- Exercise directions -
Copy all lines below exactly as written. Leave pictures out.

Items from an interface collection:

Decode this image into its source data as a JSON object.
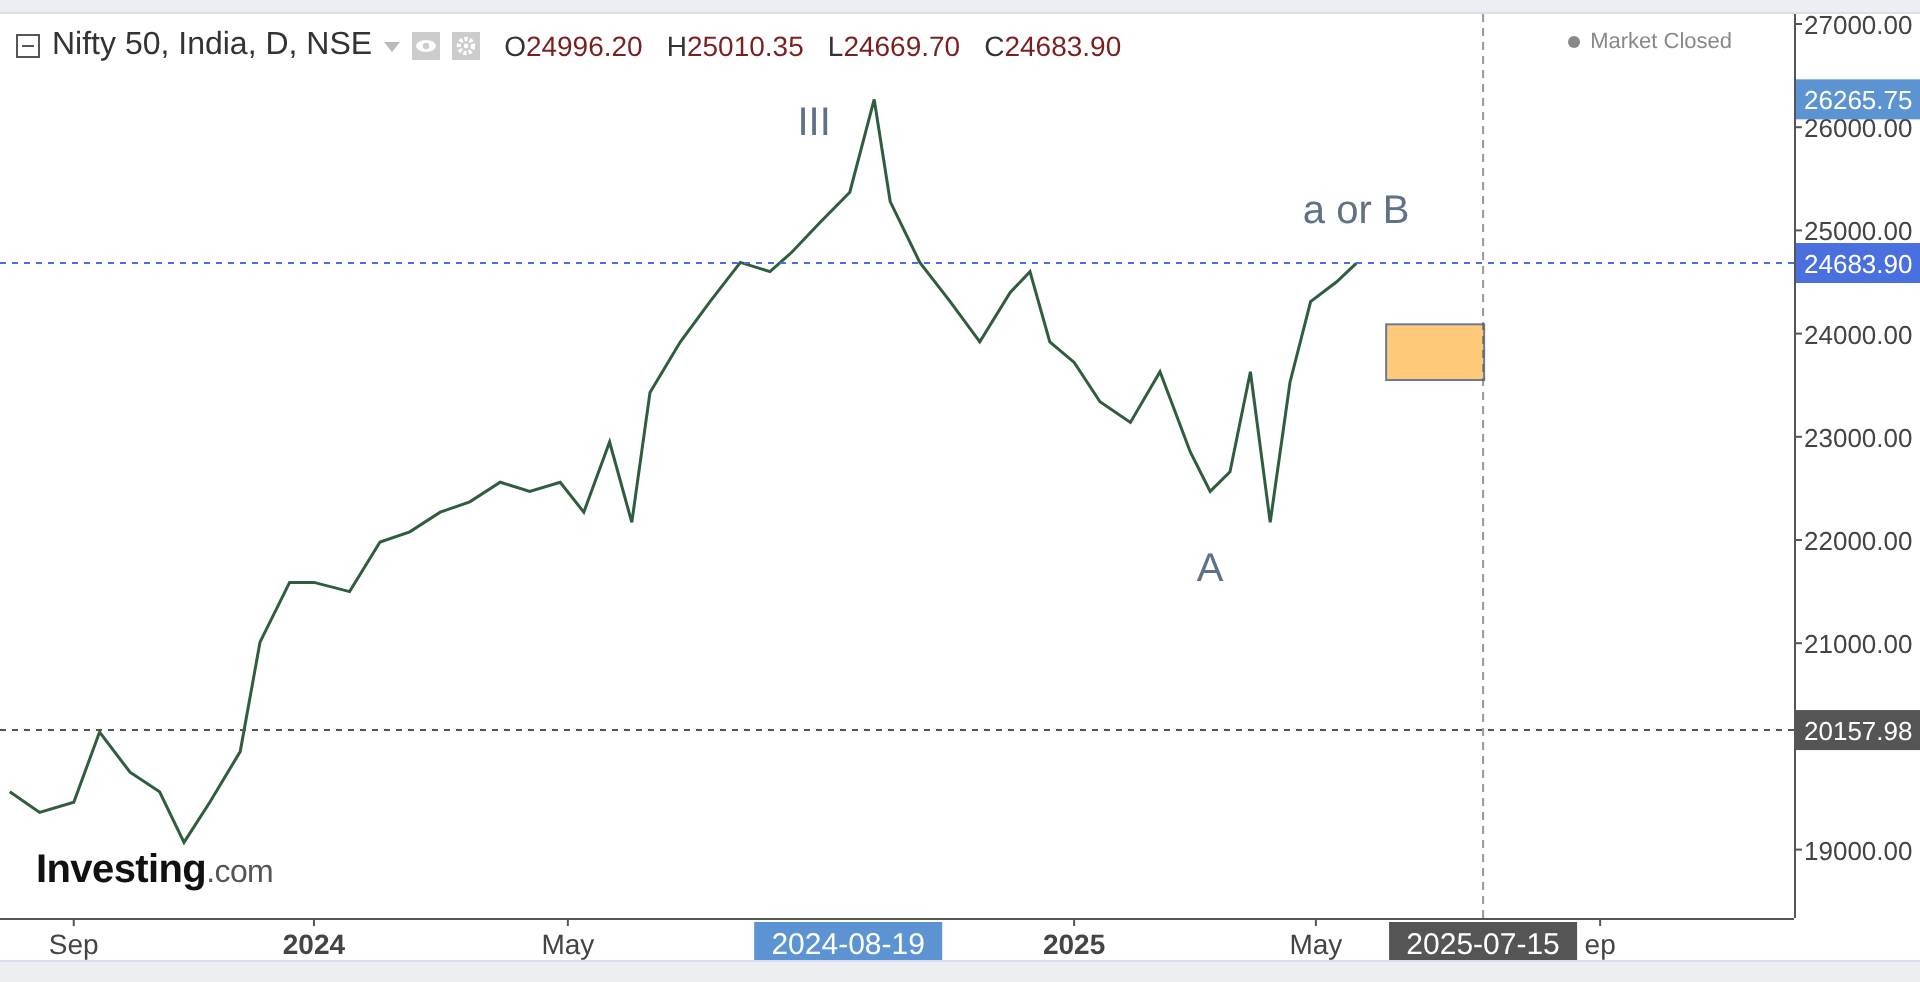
{
  "legend": {
    "symbol": "Nifty 50, India, D, NSE",
    "ohlc": [
      {
        "label": "O",
        "value": "24996.20"
      },
      {
        "label": "H",
        "value": "25010.35"
      },
      {
        "label": "L",
        "value": "24669.70"
      },
      {
        "label": "C",
        "value": "24683.90"
      }
    ]
  },
  "market_status": {
    "text": "Market Closed"
  },
  "high_marker": {
    "text": "26265.75"
  },
  "cursor": {
    "text": "2024-08-19"
  },
  "date_marker": {
    "text": "2025-07-15"
  },
  "logo": {
    "text": "**Investing**.com"
  },
  "chart_data": {
    "type": "line",
    "xlim": [
      2023.587,
      2025.947
    ],
    "ylim": [
      18337,
      27097
    ],
    "yticks": [
      {
        "value": 19000,
        "label": "19000.00"
      },
      {
        "value": 21000,
        "label": "21000.00"
      },
      {
        "value": 22000,
        "label": "22000.00"
      },
      {
        "value": 23000,
        "label": "23000.00"
      },
      {
        "value": 24000,
        "label": "24000.00"
      },
      {
        "value": 25000,
        "label": "25000.00"
      },
      {
        "value": 26000,
        "label": "26000.00"
      },
      {
        "value": 27000,
        "label": "27000.00"
      }
    ],
    "xticks": [
      {
        "value": 2023.684,
        "label": "Sep"
      },
      {
        "value": 2024,
        "label": "2024"
      },
      {
        "value": 2024.334,
        "label": "May"
      },
      {
        "value": 2025,
        "label": "2025"
      },
      {
        "value": 2025.318,
        "label": "May"
      },
      {
        "value": 2025.692,
        "label": "ep"
      }
    ],
    "x": [
      2023.6,
      2023.639,
      2023.684,
      2023.718,
      2023.758,
      2023.797,
      2023.829,
      2023.863,
      2023.903,
      2023.929,
      2023.968,
      2024.0,
      2024.047,
      2024.087,
      2024.126,
      2024.166,
      2024.205,
      2024.245,
      2024.284,
      2024.324,
      2024.355,
      2024.389,
      2024.418,
      2024.442,
      2024.482,
      2024.521,
      2024.561,
      2024.6,
      2024.629,
      2024.666,
      2024.705,
      2024.737,
      2024.758,
      2024.797,
      2024.837,
      2024.876,
      2024.916,
      2024.942,
      2024.968,
      2025.0,
      2025.034,
      2025.074,
      2025.113,
      2025.153,
      2025.179,
      2025.205,
      2025.232,
      2025.258,
      2025.284,
      2025.311,
      2025.345,
      2025.371
    ],
    "series": [
      {
        "color": "#2e5e3e",
        "values": [
          19560,
          19360,
          19460,
          20140,
          19750,
          19560,
          19070,
          19460,
          19950,
          21010,
          21590,
          21590,
          21500,
          21980,
          22080,
          22270,
          22370,
          22560,
          22470,
          22560,
          22270,
          22950,
          22170,
          23430,
          23920,
          24310,
          24690,
          24600,
          24790,
          25080,
          25370,
          26270,
          25280,
          24690,
          24310,
          23920,
          24400,
          24600,
          23920,
          23720,
          23340,
          23140,
          23630,
          22850,
          22470,
          22660,
          23630,
          22170,
          23530,
          24310,
          24500,
          24680
        ]
      }
    ],
    "annotations": [
      {
        "text": "III",
        "x": 2024.737,
        "y": 26270
      },
      {
        "text": "a or B",
        "x": 2025.371,
        "y": 24680
      },
      {
        "text": "A",
        "x": 2025.179,
        "y": 22470
      }
    ],
    "ref_lines": [
      {
        "axis": "y",
        "value": 24683.9,
        "label": "24683.90",
        "color": "#4a70e0"
      },
      {
        "axis": "y",
        "value": 20157.98,
        "label": "20157.98",
        "color": "#555555"
      },
      {
        "axis": "x",
        "value": 2025.538,
        "color": "#555555"
      }
    ],
    "bands": [
      {
        "axis": "y",
        "from": 23550,
        "to": 24090,
        "color": "#ffc97a"
      }
    ]
  }
}
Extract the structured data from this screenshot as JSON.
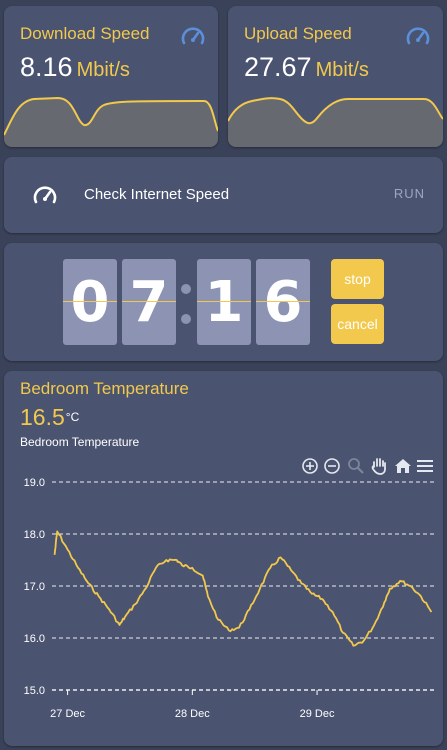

- Task solution -
Decode this image into its source data as a JSON object.
{
  "legend": {
    "symbol": "Nifty 50, India, D, NSE",
    "ohlc": [
      {
        "label": "O",
        "value": "24996.20"
      },
      {
        "label": "H",
        "value": "25010.35"
      },
      {
        "label": "L",
        "value": "24669.70"
      },
      {
        "label": "C",
        "value": "24683.90"
      }
    ]
  },
  "market_status": {
    "text": "Market Closed"
  },
  "high_marker": {
    "text": "26265.75"
  },
  "cursor": {
    "text": "2024-08-19"
  },
  "date_marker": {
    "text": "2025-07-15"
  },
  "logo": {
    "text": "**Investing**.com"
  },
  "chart_data": {
    "type": "line",
    "xlim": [
      2023.587,
      2025.947
    ],
    "ylim": [
      18337,
      27097
    ],
    "yticks": [
      {
        "value": 19000,
        "label": "19000.00"
      },
      {
        "value": 21000,
        "label": "21000.00"
      },
      {
        "value": 22000,
        "label": "22000.00"
      },
      {
        "value": 23000,
        "label": "23000.00"
      },
      {
        "value": 24000,
        "label": "24000.00"
      },
      {
        "value": 25000,
        "label": "25000.00"
      },
      {
        "value": 26000,
        "label": "26000.00"
      },
      {
        "value": 27000,
        "label": "27000.00"
      }
    ],
    "xticks": [
      {
        "value": 2023.684,
        "label": "Sep"
      },
      {
        "value": 2024,
        "label": "2024"
      },
      {
        "value": 2024.334,
        "label": "May"
      },
      {
        "value": 2025,
        "label": "2025"
      },
      {
        "value": 2025.318,
        "label": "May"
      },
      {
        "value": 2025.692,
        "label": "ep"
      }
    ],
    "x": [
      2023.6,
      2023.639,
      2023.684,
      2023.718,
      2023.758,
      2023.797,
      2023.829,
      2023.863,
      2023.903,
      2023.929,
      2023.968,
      2024.0,
      2024.047,
      2024.087,
      2024.126,
      2024.166,
      2024.205,
      2024.245,
      2024.284,
      2024.324,
      2024.355,
      2024.389,
      2024.418,
      2024.442,
      2024.482,
      2024.521,
      2024.561,
      2024.6,
      2024.629,
      2024.666,
      2024.705,
      2024.737,
      2024.758,
      2024.797,
      2024.837,
      2024.876,
      2024.916,
      2024.942,
      2024.968,
      2025.0,
      2025.034,
      2025.074,
      2025.113,
      2025.153,
      2025.179,
      2025.205,
      2025.232,
      2025.258,
      2025.284,
      2025.311,
      2025.345,
      2025.371
    ],
    "series": [
      {
        "color": "#2e5e3e",
        "values": [
          19560,
          19360,
          19460,
          20140,
          19750,
          19560,
          19070,
          19460,
          19950,
          21010,
          21590,
          21590,
          21500,
          21980,
          22080,
          22270,
          22370,
          22560,
          22470,
          22560,
          22270,
          22950,
          22170,
          23430,
          23920,
          24310,
          24690,
          24600,
          24790,
          25080,
          25370,
          26270,
          25280,
          24690,
          24310,
          23920,
          24400,
          24600,
          23920,
          23720,
          23340,
          23140,
          23630,
          22850,
          22470,
          22660,
          23630,
          22170,
          23530,
          24310,
          24500,
          24680
        ]
      }
    ],
    "annotations": [
      {
        "text": "III",
        "x": 2024.737,
        "y": 26270
      },
      {
        "text": "a or B",
        "x": 2025.371,
        "y": 24680
      },
      {
        "text": "A",
        "x": 2025.179,
        "y": 22470
      }
    ],
    "ref_lines": [
      {
        "axis": "y",
        "value": 24683.9,
        "label": "24683.90",
        "color": "#4a70e0"
      },
      {
        "axis": "y",
        "value": 20157.98,
        "label": "20157.98",
        "color": "#555555"
      },
      {
        "axis": "x",
        "value": 2025.538,
        "color": "#555555"
      }
    ],
    "bands": [
      {
        "axis": "y",
        "from": 23550,
        "to": 24090,
        "color": "#ffc97a"
      }
    ]
  }
}
Extract the structured data from this screenshot as JSON.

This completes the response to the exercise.